And I use this way of thinking when I teach my students legal research. I understand that they will use Google, but I want them to also be able to contextualize the information that they find. I teach them a 4-step legal research strategy that starts with a preliminary analysis that includes planning their research and looking in secondary sources to find an overview of the law. After I've talked about the reputable secondary sources available through library subscriptions, I have a frank discussion with them about using Google to find information. I then have a discussion with the students about what they might find on Google and how that information fits into the 4-step process.

In the InsideHigherEd article, Kim goes on to discuss the other benefits of working with his academic-librarian colleagues. My librarian colleagues bring a deep level of expertise to these conversations that is different from other folks in my network. This expertise may be around information science, or open access and open resources, or how a new discipline (such as the digital humanities) is forming.  This expertise may be subject matter related.  This expertise may have to do with how physical and digital spaces change, merge and interact. Almost always, I learn from my librarian colleagues in our conversations new things about how learning and knowledge production are changing, and how we can be most effective in an environment of ever-increasing demands and ever-shrinking resources, time, and attention.

Lastly, Kim asks if there Is a shared understanding across higher ed that Google is in reality the best friend of the profession of academic librarianship - as ubiquitous information makes contextualized knowledge and ongoing collaborations ever more essential as drivers of both individual productivity and institutional quality?

I, for one, certainly hope so.

Tuesday, September 6, 2016

Legal Research: Knowing When to Stop

Beginning researchers often ask, "How do I know when I'm done?"

This is a legitimate question because legal research can send you down many rabbit holes with seemingly endless resources to sort through. The University of San Francisco School of Law put together a wonderful research guide on point.

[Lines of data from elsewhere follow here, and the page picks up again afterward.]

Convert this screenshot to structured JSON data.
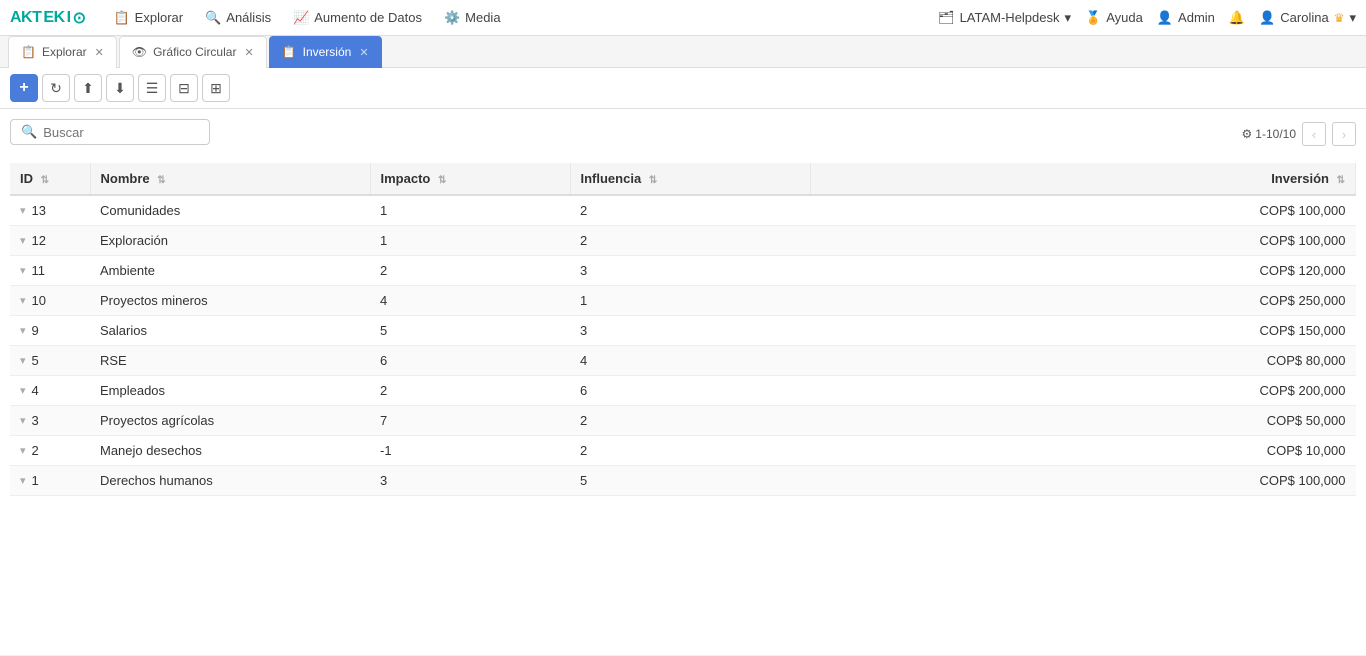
{
  "app": {
    "logo_text": "AKTEKIO",
    "logo_dot_color": "#00a99d"
  },
  "nav": {
    "items": [
      {
        "id": "explorar",
        "icon": "📋",
        "label": "Explorar"
      },
      {
        "id": "analisis",
        "icon": "🔍",
        "label": "Análisis"
      },
      {
        "id": "aumento_datos",
        "icon": "📈",
        "label": "Aumento de Datos"
      },
      {
        "id": "media",
        "icon": "⚙️",
        "label": "Media"
      }
    ],
    "right": {
      "helpdesk_label": "LATAM-Helpdesk",
      "ayuda_label": "Ayuda",
      "admin_label": "Admin",
      "user_label": "Carolina"
    }
  },
  "tabs": [
    {
      "id": "explorar",
      "label": "Explorar",
      "icon": "📋",
      "active": false,
      "closable": true
    },
    {
      "id": "grafico",
      "label": "Gráfico Circular",
      "icon": "👁",
      "active": false,
      "closable": true
    },
    {
      "id": "inversion",
      "label": "Inversión",
      "icon": "📋",
      "active": true,
      "closable": true
    }
  ],
  "toolbar": {
    "add_label": "+",
    "buttons": [
      "↻",
      "⬆",
      "⬇",
      "☰",
      "⊟",
      "⊞"
    ]
  },
  "search": {
    "placeholder": "Buscar"
  },
  "pagination": {
    "range": "1-10/10",
    "prev_disabled": true,
    "next_disabled": true
  },
  "table": {
    "columns": [
      {
        "id": "id",
        "label": "ID"
      },
      {
        "id": "nombre",
        "label": "Nombre"
      },
      {
        "id": "impacto",
        "label": "Impacto"
      },
      {
        "id": "influencia",
        "label": "Influencia"
      },
      {
        "id": "inversion",
        "label": "Inversión"
      }
    ],
    "rows": [
      {
        "id": 13,
        "nombre": "Comunidades",
        "impacto": 1,
        "influencia": 2,
        "inversion": "COP$ 100,000"
      },
      {
        "id": 12,
        "nombre": "Exploración",
        "impacto": 1,
        "influencia": 2,
        "inversion": "COP$ 100,000"
      },
      {
        "id": 11,
        "nombre": "Ambiente",
        "impacto": 2,
        "influencia": 3,
        "inversion": "COP$ 120,000"
      },
      {
        "id": 10,
        "nombre": "Proyectos mineros",
        "impacto": 4,
        "influencia": 1,
        "inversion": "COP$ 250,000"
      },
      {
        "id": 9,
        "nombre": "Salarios",
        "impacto": 5,
        "influencia": 3,
        "inversion": "COP$ 150,000"
      },
      {
        "id": 5,
        "nombre": "RSE",
        "impacto": 6,
        "influencia": 4,
        "inversion": "COP$ 80,000"
      },
      {
        "id": 4,
        "nombre": "Empleados",
        "impacto": 2,
        "influencia": 6,
        "inversion": "COP$ 200,000"
      },
      {
        "id": 3,
        "nombre": "Proyectos agrícolas",
        "impacto": 7,
        "influencia": 2,
        "inversion": "COP$ 50,000"
      },
      {
        "id": 2,
        "nombre": "Manejo desechos",
        "impacto": -1,
        "influencia": 2,
        "inversion": "COP$ 10,000"
      },
      {
        "id": 1,
        "nombre": "Derechos humanos",
        "impacto": 3,
        "influencia": 5,
        "inversion": "COP$ 100,000"
      }
    ]
  }
}
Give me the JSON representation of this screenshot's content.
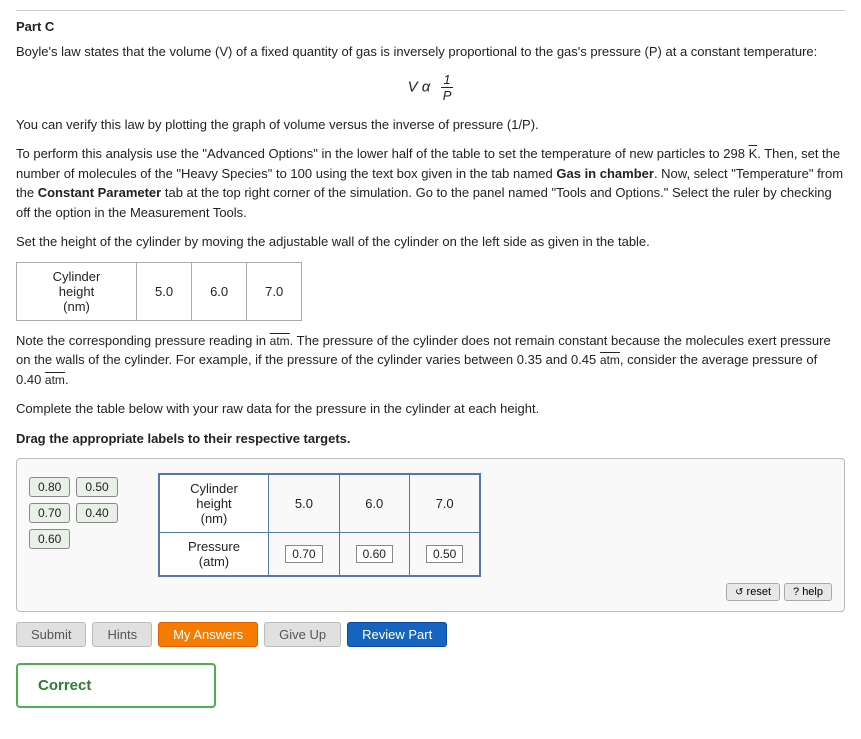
{
  "part": {
    "title": "Part C"
  },
  "paragraphs": {
    "boyles_law": "Boyle's law states that the volume (V) of a fixed quantity of gas is inversely proportional to the gas's pressure (P) at a constant temperature:",
    "verify": "You can verify this law by plotting the graph of volume versus the inverse of pressure (1/P).",
    "instructions": "To perform this analysis use the \"Advanced Options\" in the lower half of the table to set the temperature of new particles to 298 K. Then, set the number of molecules of the \"Heavy Species\" to 100 using the text box given in the tab named Gas in chamber. Now, select \"Temperature\" from the Constant Parameter tab at the top right corner of the simulation. Go to the panel named \"Tools and Options.\" Select the ruler by checking off the option in the Measurement Tools.",
    "set_height": "Set the height of the cylinder by moving the adjustable wall of the cylinder on the left side as given in the table.",
    "note": "Note the corresponding pressure reading in atm. The pressure of the cylinder does not remain constant because the molecules exert pressure on the walls of the cylinder. For example, if the pressure of the cylinder varies between 0.35 and 0.45 atm, consider the average pressure of 0.40 atm.",
    "complete": "Complete the table below with your raw data for the pressure in the cylinder at each height.",
    "drag_label": "Drag the appropriate labels to their respective targets."
  },
  "cylinder_table": {
    "header": "Cylinder height\n(nm)",
    "values": [
      "5.0",
      "6.0",
      "7.0"
    ]
  },
  "drag_section": {
    "labels_left": [
      [
        "0.80",
        "0.50"
      ],
      [
        "0.70",
        "0.40"
      ],
      [
        "0.60"
      ]
    ],
    "table": {
      "rows": [
        {
          "label": "Cylinder height\n(nm)",
          "values": [
            "5.0",
            "6.0",
            "7.0"
          ]
        },
        {
          "label": "Pressure\n(atm)",
          "values": [
            "0.70",
            "0.60",
            "0.50"
          ]
        }
      ]
    },
    "reset_label": "reset",
    "help_label": "? help"
  },
  "buttons": {
    "submit": "Submit",
    "hints": "Hints",
    "my_answers": "My Answers",
    "give_up": "Give Up",
    "review_part": "Review Part"
  },
  "correct": {
    "label": "Correct"
  }
}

Here are a few good indicators that you've reached the end of your research project:

  • You've found the answer. Sometimes — this is rare — you will quickly find the authoritative law that applies to your fact pattern. Be sure to Shepardize or KeyCite to check to see if your sources are still good law. 
  • You keep finding the same primary authority no matter which research method you use or which sources you consult. It's usually a good idea to double-check your research by checking two or three sources on the same topic to see if they all cite to the same authority. When you've done thorough research, and you keep turning up the same citations no matter where or how you look, that's a sign that you've reached the foundational cases on point. Again make sure to Shepardize or Keycite. 
  • Your project deadline is fast-approaching. Remember that the best research is pointless if you don't leave enough time to write the paper or to tell the client or assigning attorney what you've found.

What if you're not finding authorities that address your research issue?

If research hasn't yielded any results after 30-45 minutes, it may be time to reevaluate your research strategy. Think comprehensively and creatively. Research broader rules, analogous facts or doctrines, and⁄or the law of other jurisdictions.

Make sure you are:
  • applying a variety of research techniques
  • using both primary and secondary sources
  • using both print and online sources
  • consulting resources from different publishers or vendors (remember that Lexis and Westlaw offer a lot of the same primary sources (cases, statutes, regulations, etc.), but the secondary sources available on each system, like treatises and practice guides, tend to not overlap very much.)

Consult a librarian.